From the first line to the last, restate the records word for word, skipping the pictures.

******

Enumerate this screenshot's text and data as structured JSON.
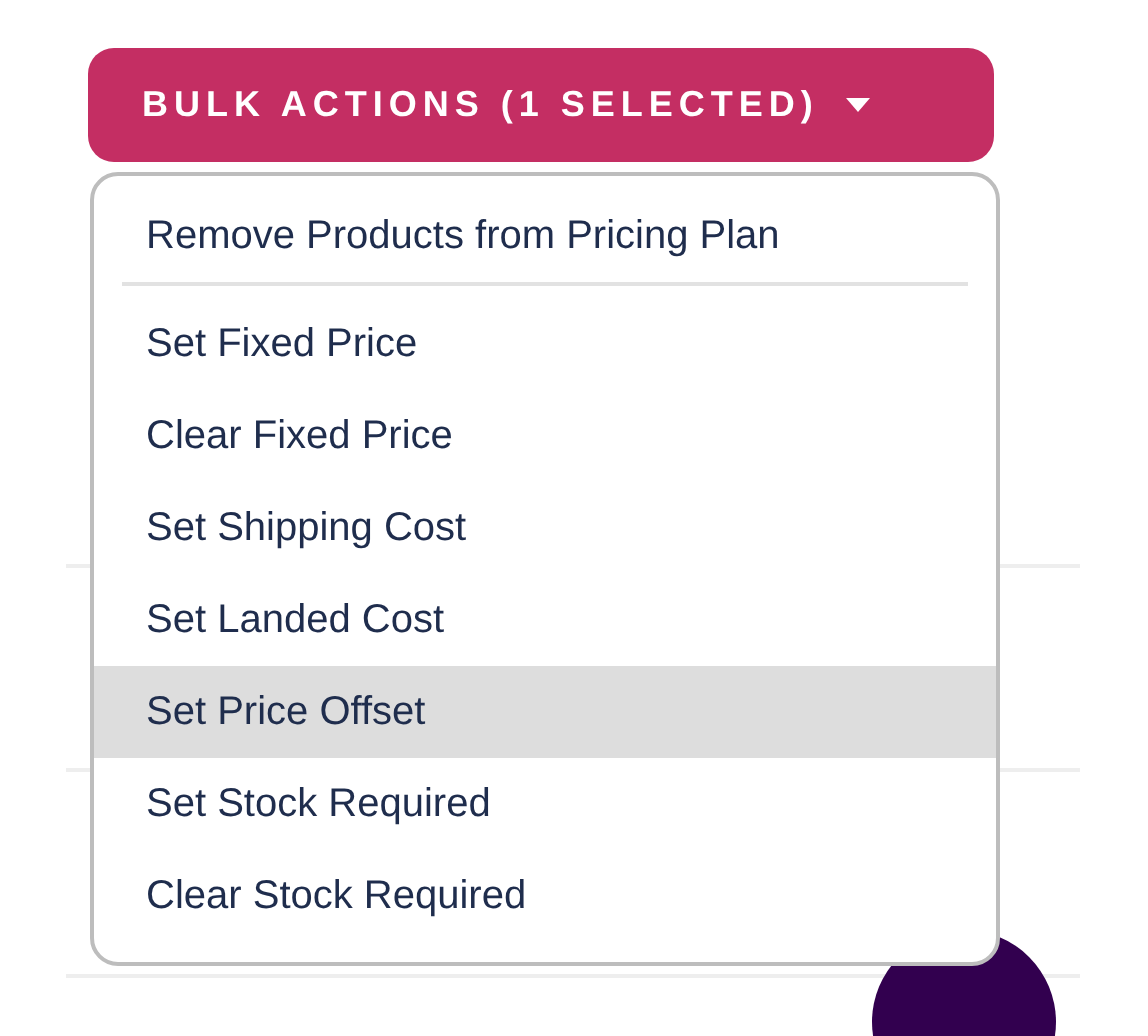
{
  "bulk_actions_button": {
    "label": "BULK ACTIONS (1 SELECTED)",
    "expanded": true
  },
  "menu_groups": [
    {
      "items": [
        {
          "label": "Remove Products from Pricing Plan",
          "selected": false
        }
      ]
    },
    {
      "items": [
        {
          "label": "Set Fixed Price",
          "selected": false
        },
        {
          "label": "Clear Fixed Price",
          "selected": false
        },
        {
          "label": "Set Shipping Cost",
          "selected": false
        },
        {
          "label": "Set Landed Cost",
          "selected": false
        },
        {
          "label": "Set Price Offset",
          "selected": true
        },
        {
          "label": "Set Stock Required",
          "selected": false
        },
        {
          "label": "Clear Stock Required",
          "selected": false
        }
      ]
    }
  ]
}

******

The completed task
Enumerate this screenshot's text and data as structured JSON.
{
  "bulk_actions_button": {
    "label": "BULK ACTIONS (1 SELECTED)",
    "expanded": true
  },
  "menu_groups": [
    {
      "items": [
        {
          "label": "Remove Products from Pricing Plan",
          "selected": false
        }
      ]
    },
    {
      "items": [
        {
          "label": "Set Fixed Price",
          "selected": false
        },
        {
          "label": "Clear Fixed Price",
          "selected": false
        },
        {
          "label": "Set Shipping Cost",
          "selected": false
        },
        {
          "label": "Set Landed Cost",
          "selected": false
        },
        {
          "label": "Set Price Offset",
          "selected": true
        },
        {
          "label": "Set Stock Required",
          "selected": false
        },
        {
          "label": "Clear Stock Required",
          "selected": false
        }
      ]
    }
  ]
}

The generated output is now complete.